Online shopping from Black Friday to Cyber Monday is propelling retailers like never before, but it isn’t leading to increased sales tax revenue for Indiana.
A group of Indiana businesses, called Indiana Merchants for Tax Fairness, is now pushing the state to put an end to that.
The group is upset that the state does not currently require online retailers to collect or remit sales taxes on products sold online to customers in Indiana.
"People are always looking for the deal," said Charlie Revard, who owns The Bike Line in Broad Ripple.
Though Revard says he welcomes the competition from other businesses, he says he often helps customers in his store, only to see them walk out before making a purchase because online retailers don’t charge the 7 percent sales tax.
"It's all the time, you know, 'How much is it?' The next thing they do is take their smart phone and they scan the barcode and, you know, 'I can get it here for this, and I don't have to pay sales tax,’” Revard said. “It's constant and it's getting worse. It's not getting better."
Last year a study by the Indiana Fiscal Policy Institute found that the state loses anywhere from $75-125 million in lost tax revenue each year because it doesn’t collect sales tax online.
Earlier this year the state announced that it would begin requiring online retailers like Amazon.com, which have a physical presence in the state, to begin charging sales tax but not until 2014.
Some legislators say there's no reason why that shouldn't already be happening.
"This is a state of laws,” said state representative Ed Delaney. “Currently Amazon and other companies get a handshake agreement that they don't have to collect taxes, taxes that I believe are already required to be collected. Then they get a second handshake agreement that we won't enforce the existing law."
The Bike Line does partially benefit from the current agreement because it has an online store as well, but Revard says he's still in favor of the online tax.

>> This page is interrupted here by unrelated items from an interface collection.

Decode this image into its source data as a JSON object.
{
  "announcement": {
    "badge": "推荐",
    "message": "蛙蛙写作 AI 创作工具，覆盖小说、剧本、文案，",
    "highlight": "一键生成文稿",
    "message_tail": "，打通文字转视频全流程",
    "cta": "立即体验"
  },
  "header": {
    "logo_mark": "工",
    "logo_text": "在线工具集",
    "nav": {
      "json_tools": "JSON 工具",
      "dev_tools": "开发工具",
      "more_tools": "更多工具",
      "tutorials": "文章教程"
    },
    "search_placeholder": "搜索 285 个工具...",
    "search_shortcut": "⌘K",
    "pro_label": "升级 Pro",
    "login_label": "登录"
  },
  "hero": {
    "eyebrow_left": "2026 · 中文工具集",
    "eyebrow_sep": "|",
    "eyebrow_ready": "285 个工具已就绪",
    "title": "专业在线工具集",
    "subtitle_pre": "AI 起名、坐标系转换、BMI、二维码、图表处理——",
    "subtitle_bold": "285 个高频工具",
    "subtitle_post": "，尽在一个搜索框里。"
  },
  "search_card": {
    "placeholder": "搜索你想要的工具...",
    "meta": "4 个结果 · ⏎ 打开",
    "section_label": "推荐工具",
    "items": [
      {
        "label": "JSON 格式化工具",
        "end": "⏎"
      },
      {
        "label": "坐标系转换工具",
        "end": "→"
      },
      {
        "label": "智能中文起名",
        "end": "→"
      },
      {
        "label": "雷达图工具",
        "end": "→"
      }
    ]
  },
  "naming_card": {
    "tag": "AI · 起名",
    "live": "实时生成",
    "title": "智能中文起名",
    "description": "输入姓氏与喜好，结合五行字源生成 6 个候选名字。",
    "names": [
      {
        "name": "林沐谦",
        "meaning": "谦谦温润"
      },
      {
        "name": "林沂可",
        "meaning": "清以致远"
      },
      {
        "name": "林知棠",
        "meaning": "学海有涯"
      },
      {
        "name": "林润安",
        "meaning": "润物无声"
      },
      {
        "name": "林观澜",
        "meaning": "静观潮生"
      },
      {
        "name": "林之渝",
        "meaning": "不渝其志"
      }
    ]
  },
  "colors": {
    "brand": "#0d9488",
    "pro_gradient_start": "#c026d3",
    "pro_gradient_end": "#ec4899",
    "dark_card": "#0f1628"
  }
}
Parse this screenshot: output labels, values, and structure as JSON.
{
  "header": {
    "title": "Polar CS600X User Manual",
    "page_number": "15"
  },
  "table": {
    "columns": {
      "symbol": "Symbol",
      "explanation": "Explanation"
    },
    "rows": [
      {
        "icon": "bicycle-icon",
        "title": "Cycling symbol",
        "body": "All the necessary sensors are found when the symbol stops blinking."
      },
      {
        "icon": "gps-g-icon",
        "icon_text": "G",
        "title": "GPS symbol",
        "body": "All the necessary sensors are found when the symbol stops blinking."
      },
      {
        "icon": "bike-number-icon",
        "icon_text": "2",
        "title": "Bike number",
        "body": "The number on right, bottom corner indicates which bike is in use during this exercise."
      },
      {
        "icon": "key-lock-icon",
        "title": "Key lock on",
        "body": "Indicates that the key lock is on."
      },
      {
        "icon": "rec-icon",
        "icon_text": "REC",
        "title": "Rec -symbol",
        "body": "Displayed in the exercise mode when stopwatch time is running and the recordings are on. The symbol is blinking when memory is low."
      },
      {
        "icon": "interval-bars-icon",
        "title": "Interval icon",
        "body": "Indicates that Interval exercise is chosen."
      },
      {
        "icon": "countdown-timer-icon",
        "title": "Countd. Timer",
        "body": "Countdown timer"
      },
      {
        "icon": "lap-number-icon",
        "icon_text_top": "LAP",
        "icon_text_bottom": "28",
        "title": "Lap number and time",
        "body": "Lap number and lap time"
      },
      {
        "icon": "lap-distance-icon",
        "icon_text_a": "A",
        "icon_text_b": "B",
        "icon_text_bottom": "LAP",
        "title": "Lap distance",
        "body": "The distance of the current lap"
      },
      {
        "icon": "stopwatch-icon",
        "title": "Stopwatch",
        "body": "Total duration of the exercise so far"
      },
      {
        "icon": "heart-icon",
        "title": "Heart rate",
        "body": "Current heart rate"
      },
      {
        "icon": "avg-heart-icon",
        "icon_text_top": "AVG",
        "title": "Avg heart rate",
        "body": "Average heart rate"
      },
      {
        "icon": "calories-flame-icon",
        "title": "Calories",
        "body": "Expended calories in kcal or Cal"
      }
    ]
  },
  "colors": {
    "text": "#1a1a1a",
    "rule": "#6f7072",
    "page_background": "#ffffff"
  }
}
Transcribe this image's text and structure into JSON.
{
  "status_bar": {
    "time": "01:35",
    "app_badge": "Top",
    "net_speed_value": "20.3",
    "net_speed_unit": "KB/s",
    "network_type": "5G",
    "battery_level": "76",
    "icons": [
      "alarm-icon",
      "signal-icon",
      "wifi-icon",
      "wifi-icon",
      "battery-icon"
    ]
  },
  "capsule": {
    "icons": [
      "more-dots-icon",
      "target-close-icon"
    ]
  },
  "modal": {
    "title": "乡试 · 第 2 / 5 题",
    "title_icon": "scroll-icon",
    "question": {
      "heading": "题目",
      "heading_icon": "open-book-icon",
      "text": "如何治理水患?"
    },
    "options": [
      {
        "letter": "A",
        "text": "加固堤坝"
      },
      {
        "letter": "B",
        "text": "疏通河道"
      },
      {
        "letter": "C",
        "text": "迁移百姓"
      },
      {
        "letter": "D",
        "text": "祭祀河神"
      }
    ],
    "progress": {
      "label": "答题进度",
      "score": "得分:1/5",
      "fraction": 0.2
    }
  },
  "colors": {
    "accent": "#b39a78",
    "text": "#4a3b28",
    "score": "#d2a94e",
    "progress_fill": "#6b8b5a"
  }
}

"Do I hate it? No. Do I wish it was fair and even? Yeah, I think that would be better for everybody," Revard said.